━━ DATA EXTRACT ━━

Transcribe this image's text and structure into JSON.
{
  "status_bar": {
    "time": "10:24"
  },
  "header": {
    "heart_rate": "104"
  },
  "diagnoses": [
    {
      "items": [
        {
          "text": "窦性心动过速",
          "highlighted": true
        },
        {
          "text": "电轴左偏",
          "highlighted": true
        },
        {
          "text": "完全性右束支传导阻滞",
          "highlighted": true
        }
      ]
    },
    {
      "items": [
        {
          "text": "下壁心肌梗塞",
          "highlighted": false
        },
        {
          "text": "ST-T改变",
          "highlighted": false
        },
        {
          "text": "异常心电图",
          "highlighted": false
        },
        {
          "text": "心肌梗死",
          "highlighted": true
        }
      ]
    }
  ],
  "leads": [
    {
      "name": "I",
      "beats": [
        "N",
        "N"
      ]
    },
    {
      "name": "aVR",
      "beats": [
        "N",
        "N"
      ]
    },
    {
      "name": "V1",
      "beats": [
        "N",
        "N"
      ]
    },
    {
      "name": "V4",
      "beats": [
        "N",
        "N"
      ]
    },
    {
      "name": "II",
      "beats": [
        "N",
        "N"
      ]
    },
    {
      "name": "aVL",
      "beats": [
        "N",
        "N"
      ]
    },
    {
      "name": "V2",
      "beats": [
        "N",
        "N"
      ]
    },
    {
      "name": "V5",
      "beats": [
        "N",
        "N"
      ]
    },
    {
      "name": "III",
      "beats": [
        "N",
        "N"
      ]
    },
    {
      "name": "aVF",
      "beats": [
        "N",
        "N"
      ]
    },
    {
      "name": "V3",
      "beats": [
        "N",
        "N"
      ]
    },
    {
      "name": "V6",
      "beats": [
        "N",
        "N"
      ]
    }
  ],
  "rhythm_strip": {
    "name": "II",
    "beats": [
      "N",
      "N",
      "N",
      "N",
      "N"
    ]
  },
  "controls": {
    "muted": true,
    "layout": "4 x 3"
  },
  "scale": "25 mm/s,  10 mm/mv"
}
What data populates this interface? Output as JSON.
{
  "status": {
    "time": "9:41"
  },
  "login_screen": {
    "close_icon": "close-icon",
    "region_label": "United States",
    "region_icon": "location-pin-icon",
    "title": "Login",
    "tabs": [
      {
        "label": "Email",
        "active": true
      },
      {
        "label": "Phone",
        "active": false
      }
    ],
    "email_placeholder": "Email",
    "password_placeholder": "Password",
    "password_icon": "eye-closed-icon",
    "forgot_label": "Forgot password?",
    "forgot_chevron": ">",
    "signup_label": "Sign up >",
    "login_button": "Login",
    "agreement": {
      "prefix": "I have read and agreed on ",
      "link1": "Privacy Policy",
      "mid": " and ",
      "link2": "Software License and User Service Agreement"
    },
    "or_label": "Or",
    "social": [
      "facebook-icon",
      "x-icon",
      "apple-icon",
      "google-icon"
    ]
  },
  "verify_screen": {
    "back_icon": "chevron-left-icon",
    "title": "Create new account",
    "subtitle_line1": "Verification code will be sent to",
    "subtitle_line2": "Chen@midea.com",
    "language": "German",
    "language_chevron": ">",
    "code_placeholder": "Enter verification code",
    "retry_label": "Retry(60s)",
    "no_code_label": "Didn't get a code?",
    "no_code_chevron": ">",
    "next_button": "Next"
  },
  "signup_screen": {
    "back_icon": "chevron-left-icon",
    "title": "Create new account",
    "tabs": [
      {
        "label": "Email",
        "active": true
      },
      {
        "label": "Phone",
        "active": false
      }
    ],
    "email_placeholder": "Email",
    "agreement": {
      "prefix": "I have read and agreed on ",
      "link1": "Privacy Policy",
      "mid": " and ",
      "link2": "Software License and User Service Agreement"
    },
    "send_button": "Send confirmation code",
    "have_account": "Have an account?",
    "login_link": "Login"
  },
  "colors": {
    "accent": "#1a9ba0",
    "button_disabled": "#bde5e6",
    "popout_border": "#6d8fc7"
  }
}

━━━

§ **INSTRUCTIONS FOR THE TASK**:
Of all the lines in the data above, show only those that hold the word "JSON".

§ **ANSWER BELOW**:
Transcribe this image's text and structure into JSON.
What data populates this interface? Output as JSON.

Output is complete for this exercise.